## TASK OBJECTIVE
The answer must consist of each line below that holds the word "mContext", copied as it stands.

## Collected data

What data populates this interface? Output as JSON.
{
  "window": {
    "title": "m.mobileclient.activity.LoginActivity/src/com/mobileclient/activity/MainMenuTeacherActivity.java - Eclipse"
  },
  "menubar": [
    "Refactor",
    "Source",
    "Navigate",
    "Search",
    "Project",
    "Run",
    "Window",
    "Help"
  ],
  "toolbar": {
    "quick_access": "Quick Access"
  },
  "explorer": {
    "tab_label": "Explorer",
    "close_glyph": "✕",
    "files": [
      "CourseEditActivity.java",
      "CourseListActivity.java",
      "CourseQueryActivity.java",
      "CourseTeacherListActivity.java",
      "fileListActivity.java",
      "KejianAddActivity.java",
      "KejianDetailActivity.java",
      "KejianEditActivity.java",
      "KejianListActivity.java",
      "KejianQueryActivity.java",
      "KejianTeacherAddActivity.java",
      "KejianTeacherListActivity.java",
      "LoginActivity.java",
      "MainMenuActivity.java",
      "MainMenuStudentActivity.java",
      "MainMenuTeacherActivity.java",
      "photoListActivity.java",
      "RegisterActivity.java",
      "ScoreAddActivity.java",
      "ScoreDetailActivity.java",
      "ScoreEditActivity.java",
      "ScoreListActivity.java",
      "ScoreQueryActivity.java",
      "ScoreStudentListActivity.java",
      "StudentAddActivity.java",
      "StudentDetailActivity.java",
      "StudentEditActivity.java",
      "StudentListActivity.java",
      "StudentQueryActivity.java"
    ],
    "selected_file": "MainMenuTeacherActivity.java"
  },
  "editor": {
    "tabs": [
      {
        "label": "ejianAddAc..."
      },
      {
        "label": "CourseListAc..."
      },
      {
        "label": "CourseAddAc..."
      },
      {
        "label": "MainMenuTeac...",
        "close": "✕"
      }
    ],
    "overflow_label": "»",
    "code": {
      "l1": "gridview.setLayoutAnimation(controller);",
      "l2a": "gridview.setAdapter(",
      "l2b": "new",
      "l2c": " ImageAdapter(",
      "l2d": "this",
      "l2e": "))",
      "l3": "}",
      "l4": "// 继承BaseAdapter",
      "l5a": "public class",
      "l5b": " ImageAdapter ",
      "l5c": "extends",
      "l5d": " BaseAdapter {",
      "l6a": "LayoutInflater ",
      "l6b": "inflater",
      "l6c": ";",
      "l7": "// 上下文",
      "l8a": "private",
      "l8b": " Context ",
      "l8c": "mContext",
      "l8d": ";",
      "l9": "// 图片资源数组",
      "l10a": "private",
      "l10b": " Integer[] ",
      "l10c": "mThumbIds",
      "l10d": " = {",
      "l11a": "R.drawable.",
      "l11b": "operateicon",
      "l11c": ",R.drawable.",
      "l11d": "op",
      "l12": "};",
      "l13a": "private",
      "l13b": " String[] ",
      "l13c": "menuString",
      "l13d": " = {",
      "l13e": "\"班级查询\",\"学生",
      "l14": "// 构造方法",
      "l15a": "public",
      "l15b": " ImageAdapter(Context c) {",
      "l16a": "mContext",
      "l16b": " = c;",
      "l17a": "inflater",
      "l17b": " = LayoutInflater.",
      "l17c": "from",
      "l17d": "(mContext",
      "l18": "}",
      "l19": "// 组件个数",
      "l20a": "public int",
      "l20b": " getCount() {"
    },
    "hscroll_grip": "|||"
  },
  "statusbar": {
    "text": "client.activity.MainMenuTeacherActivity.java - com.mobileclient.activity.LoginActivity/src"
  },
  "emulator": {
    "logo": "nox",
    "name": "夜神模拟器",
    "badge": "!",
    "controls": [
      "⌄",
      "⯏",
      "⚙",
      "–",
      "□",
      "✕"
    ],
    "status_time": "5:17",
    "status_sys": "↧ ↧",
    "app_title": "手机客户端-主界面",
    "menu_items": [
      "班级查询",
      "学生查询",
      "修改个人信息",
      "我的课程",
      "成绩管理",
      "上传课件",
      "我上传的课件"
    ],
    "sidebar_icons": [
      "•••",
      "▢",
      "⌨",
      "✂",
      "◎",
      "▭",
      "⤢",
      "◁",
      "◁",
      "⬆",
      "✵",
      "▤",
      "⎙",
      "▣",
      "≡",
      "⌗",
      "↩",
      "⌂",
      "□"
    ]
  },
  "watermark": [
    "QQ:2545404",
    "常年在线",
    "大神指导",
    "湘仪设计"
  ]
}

## OUTPUT OF THE TASK
      "l8c": "mContext",
      "l16a": "mContext",
      "l17d": "(mContext",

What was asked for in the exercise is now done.